--- START ---

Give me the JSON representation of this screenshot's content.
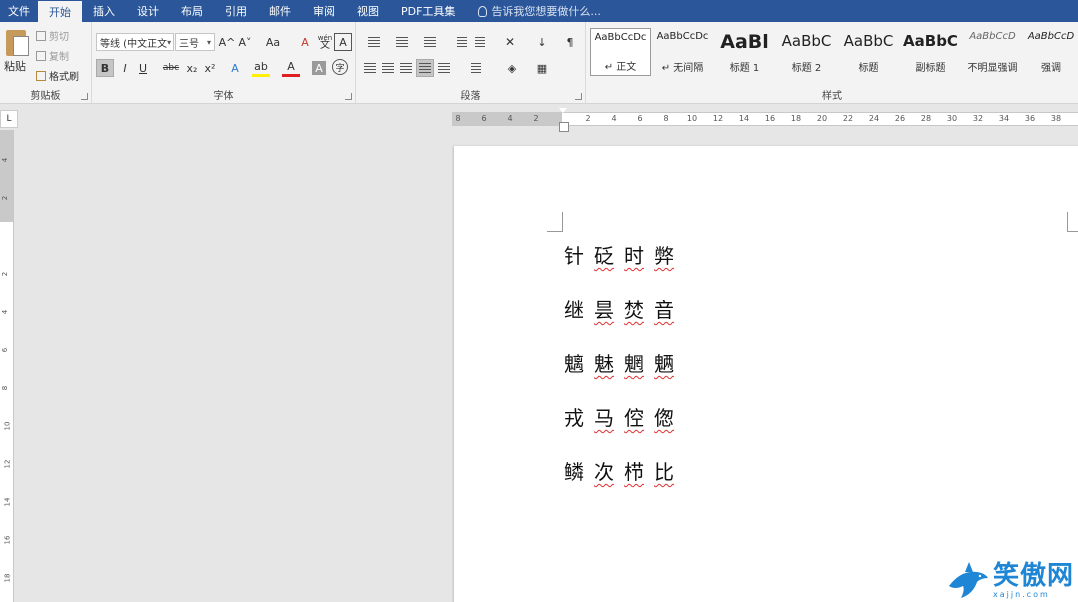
{
  "tabs": [
    "文件",
    "开始",
    "插入",
    "设计",
    "布局",
    "引用",
    "邮件",
    "审阅",
    "视图",
    "PDF工具集"
  ],
  "active_tab": "开始",
  "tell_me": "告诉我您想要做什么...",
  "clipboard": {
    "paste": "粘贴",
    "cut": "剪切",
    "copy": "复制",
    "format_painter": "格式刷",
    "label": "剪贴板"
  },
  "font": {
    "name": "等线 (中文正文",
    "size": "三号",
    "label": "字体",
    "bold": "B",
    "italic": "I",
    "underline": "U",
    "strike": "abc",
    "sub": "x₂",
    "sup": "x²",
    "grow": "A^",
    "shrink": "A˅",
    "case": "Aa",
    "clear": "A",
    "pinyin": "文",
    "pinyin_top": "wén",
    "border": "A",
    "effects": "A",
    "highlight": "ab",
    "color": "A",
    "shade": "A",
    "enclose": "字"
  },
  "paragraph": {
    "label": "段落"
  },
  "styles": {
    "label": "样式",
    "items": [
      {
        "preview": "AaBbCcDc",
        "name": "↵ 正文"
      },
      {
        "preview": "AaBbCcDc",
        "name": "↵ 无间隔"
      },
      {
        "preview": "AaBl",
        "name": "标题 1"
      },
      {
        "preview": "AaBbC",
        "name": "标题 2"
      },
      {
        "preview": "AaBbC",
        "name": "标题"
      },
      {
        "preview": "AaBbC",
        "name": "副标题"
      },
      {
        "preview": "AaBbCcD",
        "name": "不明显强调"
      },
      {
        "preview": "AaBbCcD",
        "name": "强调"
      }
    ]
  },
  "ruler": {
    "corner": "L",
    "ticks": [
      "8",
      "6",
      "4",
      "2",
      "",
      "2",
      "4",
      "6",
      "8",
      "10",
      "12",
      "14",
      "16",
      "18",
      "20",
      "22",
      "24",
      "26",
      "28",
      "30",
      "32",
      "34",
      "36",
      "38"
    ],
    "vticks": [
      "4",
      "2",
      "",
      "2",
      "4",
      "6",
      "8",
      "10",
      "12",
      "14",
      "16",
      "18"
    ]
  },
  "document": {
    "lines": [
      [
        "针",
        "砭",
        "时",
        "弊"
      ],
      [
        "继",
        "昙",
        "焚",
        "音"
      ],
      [
        "魑",
        "魅",
        "魍",
        "魉"
      ],
      [
        "戎",
        "马",
        "倥",
        "偬"
      ],
      [
        "鳞",
        "次",
        "栉",
        "比"
      ]
    ],
    "squiggled_lines": [
      0,
      1,
      2,
      3,
      4
    ]
  },
  "watermark": {
    "cn": "笑傲网",
    "url": "xajjn.com"
  }
}
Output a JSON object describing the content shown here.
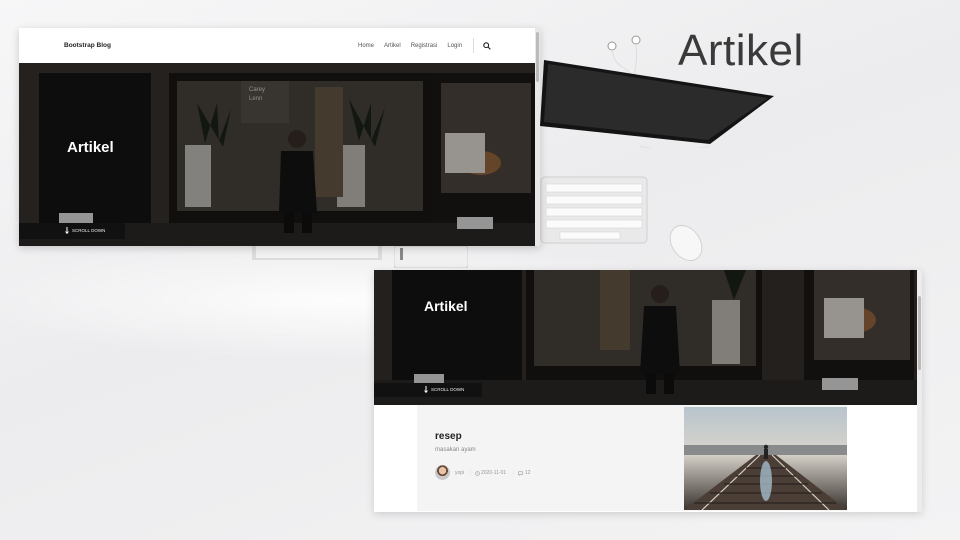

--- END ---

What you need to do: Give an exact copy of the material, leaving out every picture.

Finished task:
Give me the JSON representation of this screenshot's content.
{
  "tabs": [
    "文件",
    "开始",
    "插入",
    "设计",
    "布局",
    "引用",
    "邮件",
    "审阅",
    "视图",
    "PDF工具集"
  ],
  "active_tab": "开始",
  "tell_me": "告诉我您想要做什么...",
  "clipboard": {
    "paste": "粘贴",
    "cut": "剪切",
    "copy": "复制",
    "format_painter": "格式刷",
    "label": "剪贴板"
  },
  "font": {
    "name": "等线 (中文正文",
    "size": "三号",
    "label": "字体",
    "bold": "B",
    "italic": "I",
    "underline": "U",
    "strike": "abc",
    "sub": "x₂",
    "sup": "x²",
    "grow": "A^",
    "shrink": "A˅",
    "case": "Aa",
    "clear": "A",
    "pinyin": "文",
    "pinyin_top": "wén",
    "border": "A",
    "effects": "A",
    "highlight": "ab",
    "color": "A",
    "shade": "A",
    "enclose": "字"
  },
  "paragraph": {
    "label": "段落"
  },
  "styles": {
    "label": "样式",
    "items": [
      {
        "preview": "AaBbCcDc",
        "name": "↵ 正文"
      },
      {
        "preview": "AaBbCcDc",
        "name": "↵ 无间隔"
      },
      {
        "preview": "AaBl",
        "name": "标题 1"
      },
      {
        "preview": "AaBbC",
        "name": "标题 2"
      },
      {
        "preview": "AaBbC",
        "name": "标题"
      },
      {
        "preview": "AaBbC",
        "name": "副标题"
      },
      {
        "preview": "AaBbCcD",
        "name": "不明显强调"
      },
      {
        "preview": "AaBbCcD",
        "name": "强调"
      }
    ]
  },
  "ruler": {
    "corner": "L",
    "ticks": [
      "8",
      "6",
      "4",
      "2",
      "",
      "2",
      "4",
      "6",
      "8",
      "10",
      "12",
      "14",
      "16",
      "18",
      "20",
      "22",
      "24",
      "26",
      "28",
      "30",
      "32",
      "34",
      "36",
      "38"
    ],
    "vticks": [
      "4",
      "2",
      "",
      "2",
      "4",
      "6",
      "8",
      "10",
      "12",
      "14",
      "16",
      "18"
    ]
  },
  "document": {
    "lines": [
      [
        "针",
        "砭",
        "时",
        "弊"
      ],
      [
        "继",
        "昙",
        "焚",
        "音"
      ],
      [
        "魑",
        "魅",
        "魍",
        "魉"
      ],
      [
        "戎",
        "马",
        "倥",
        "偬"
      ],
      [
        "鳞",
        "次",
        "栉",
        "比"
      ]
    ],
    "squiggled_lines": [
      0,
      1,
      2,
      3,
      4
    ]
  },
  "watermark": {
    "cn": "笑傲网",
    "url": "xajjn.com"
  }
}
Output a JSON object describing the content shown here.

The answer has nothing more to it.